Bottom Line: Evidence suggests a striking causal relationship between changes in quality control of neuronal mitochondria and numerous devastating human neurodegenerative diseases, including Parkinson's disease, Alzheimer's disease, Huntington's disease, and amyotrophic lateral sclerosis.Contrary to replicating mammalian cells with a metabolism essentially glycolytic, post-mitotic neurons are distinctive owing to (i) their exclusive energetic dependence from mitochondrial metabolism and (ii) their polarized shape, which entails compartmentalized and distinct energetic needs.Here, we review the recent findings on mitochondrial dynamics and mitophagy in differentiated neurons focusing on how the exceptional characteristics of neuronal populations in their morphology and bioenergetics needs make them quite different to other cells in controlling the intracellular turnover of these organelles.
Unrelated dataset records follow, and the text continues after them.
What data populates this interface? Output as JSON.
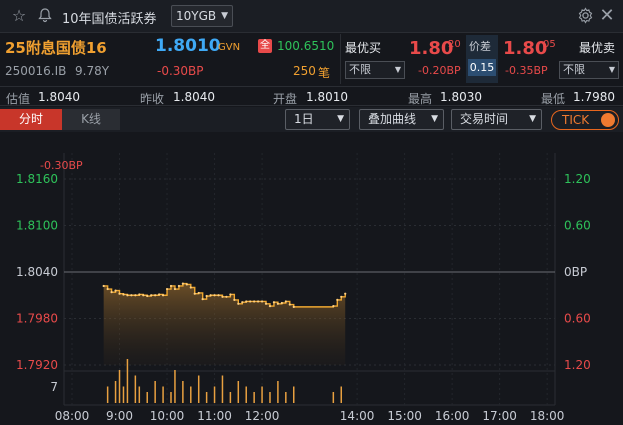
{
  "titlebar": {
    "title": "10年国债活跃券",
    "selector_value": "10YGB"
  },
  "quote": {
    "name": "25附息国债16",
    "price": "1.8010",
    "price_type": "GVN",
    "full_badge": "全",
    "full_price": "100.6510",
    "best_buy_label": "最优买",
    "best_buy_price": "1.80",
    "best_buy_sup": "20",
    "spread_label": "价差",
    "spread_value": "0.15",
    "best_sell_price": "1.80",
    "best_sell_sup": "05",
    "best_sell_label": "最优卖",
    "code": "250016.IB",
    "tenor": "9.78Y",
    "change": "-0.30BP",
    "volume": "250",
    "volume_unit": "笔",
    "buy_limit": "不限",
    "buy_change": "-0.20BP",
    "sell_change": "-0.35BP",
    "sell_limit": "不限"
  },
  "stats": {
    "estimate_label": "估值",
    "estimate": "1.8040",
    "prev_label": "昨收",
    "prev": "1.8040",
    "open_label": "开盘",
    "open": "1.8010",
    "high_label": "最高",
    "high": "1.8030",
    "low_label": "最低",
    "low": "1.7980"
  },
  "toolbar": {
    "tab_intraday": "分时",
    "tab_kline": "K线",
    "period": "1日",
    "overlay": "叠加曲线",
    "trade_time": "交易时间",
    "tick": "TICK"
  },
  "colors": {
    "up": "#e84a4a",
    "down": "#2ec25a",
    "price_line": "#f0a830",
    "accent": "#3fa9f5",
    "tick_orange": "#f07a30"
  },
  "chart_data": {
    "type": "line",
    "change_label": "-0.30BP",
    "y_left_ticks": [
      "1.8160",
      "1.8100",
      "1.8040",
      "1.7980",
      "1.7920"
    ],
    "y_right_ticks": [
      "1.20",
      "0.60",
      "0BP",
      "0.60",
      "1.20"
    ],
    "x_ticks": [
      "08:00",
      "9:00",
      "10:00",
      "11:00",
      "12:00",
      "14:00",
      "15:00",
      "16:00",
      "17:00",
      "18:00"
    ],
    "ylim": [
      1.792,
      1.816
    ],
    "reference": 1.804,
    "volume_tick": "7",
    "volume_max": 8,
    "series": [
      {
        "x": [
          "08:40",
          "08:45",
          "08:50",
          "08:55",
          "09:00",
          "09:05",
          "09:10",
          "09:15",
          "09:20",
          "09:25",
          "09:30",
          "09:35",
          "09:40",
          "09:45",
          "09:50",
          "09:55",
          "10:00",
          "10:05",
          "10:10",
          "10:15",
          "10:20",
          "10:25",
          "10:30",
          "10:35",
          "10:40",
          "10:45",
          "10:50",
          "10:55",
          "11:00",
          "11:05",
          "11:10",
          "11:15",
          "11:20",
          "11:25",
          "11:30",
          "11:35",
          "11:40",
          "11:45",
          "11:50",
          "11:55",
          "12:00",
          "12:05",
          "12:10",
          "12:15",
          "12:20",
          "12:25",
          "12:30",
          "12:35",
          "12:40",
          "13:30",
          "13:35",
          "13:40",
          "13:45"
        ],
        "values": [
          1.8022,
          1.8018,
          1.8014,
          1.8016,
          1.8012,
          1.8011,
          1.801,
          1.801,
          1.801,
          1.8011,
          1.801,
          1.8009,
          1.801,
          1.801,
          1.8011,
          1.801,
          1.8018,
          1.8022,
          1.8018,
          1.8022,
          1.8025,
          1.8024,
          1.802,
          1.8012,
          1.8013,
          1.8005,
          1.8009,
          1.801,
          1.801,
          1.801,
          1.8008,
          1.8008,
          1.8011,
          1.8004,
          1.7999,
          1.8001,
          1.8002,
          1.8002,
          1.8002,
          1.8002,
          1.8002,
          1.7999,
          1.7996,
          1.8001,
          1.7999,
          1.8,
          1.8002,
          1.7998,
          1.7995,
          1.7996,
          1.8004,
          1.8008,
          1.8012
        ]
      }
    ],
    "volume": {
      "x": [
        "08:45",
        "08:55",
        "09:00",
        "09:05",
        "09:10",
        "09:20",
        "09:25",
        "09:35",
        "09:45",
        "09:55",
        "10:05",
        "10:10",
        "10:20",
        "10:30",
        "10:40",
        "10:50",
        "11:00",
        "11:10",
        "11:20",
        "11:30",
        "11:40",
        "11:50",
        "12:00",
        "12:10",
        "12:20",
        "12:30",
        "12:40",
        "13:30",
        "13:40"
      ],
      "values": [
        3,
        4,
        6,
        3,
        8,
        5,
        3,
        2,
        4,
        3,
        2,
        6,
        4,
        3,
        5,
        2,
        3,
        5,
        2,
        4,
        3,
        2,
        3,
        2,
        4,
        2,
        3,
        2,
        3
      ]
    }
  }
}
View Article: PubMed Central - PubMed

Affiliation: Institute of Translational Pharmacology - National Research Council Rome, Italy ; European Brain Research Institute Rome, Italy.

ABSTRACT
Evidence suggests a striking causal relationship between changes in quality control of neuronal mitochondria and numerous devastating human neurodegenerative diseases, including Parkinson's disease, Alzheimer's disease, Huntington's disease, and amyotrophic lateral sclerosis. Contrary to replicating mammalian cells with a metabolism essentially glycolytic, post-mitotic neurons are distinctive owing to (i) their exclusive energetic dependence from mitochondrial metabolism and (ii) their polarized shape, which entails compartmentalized and distinct energetic needs. Here, we review the recent findings on mitochondrial dynamics and mitophagy in differentiated neurons focusing on how the exceptional characteristics of neuronal populations in their morphology and bioenergetics needs make them quite different to other cells in controlling the intracellular turnover of these organelles.

No MeSH data available.


Related in: MedlinePlus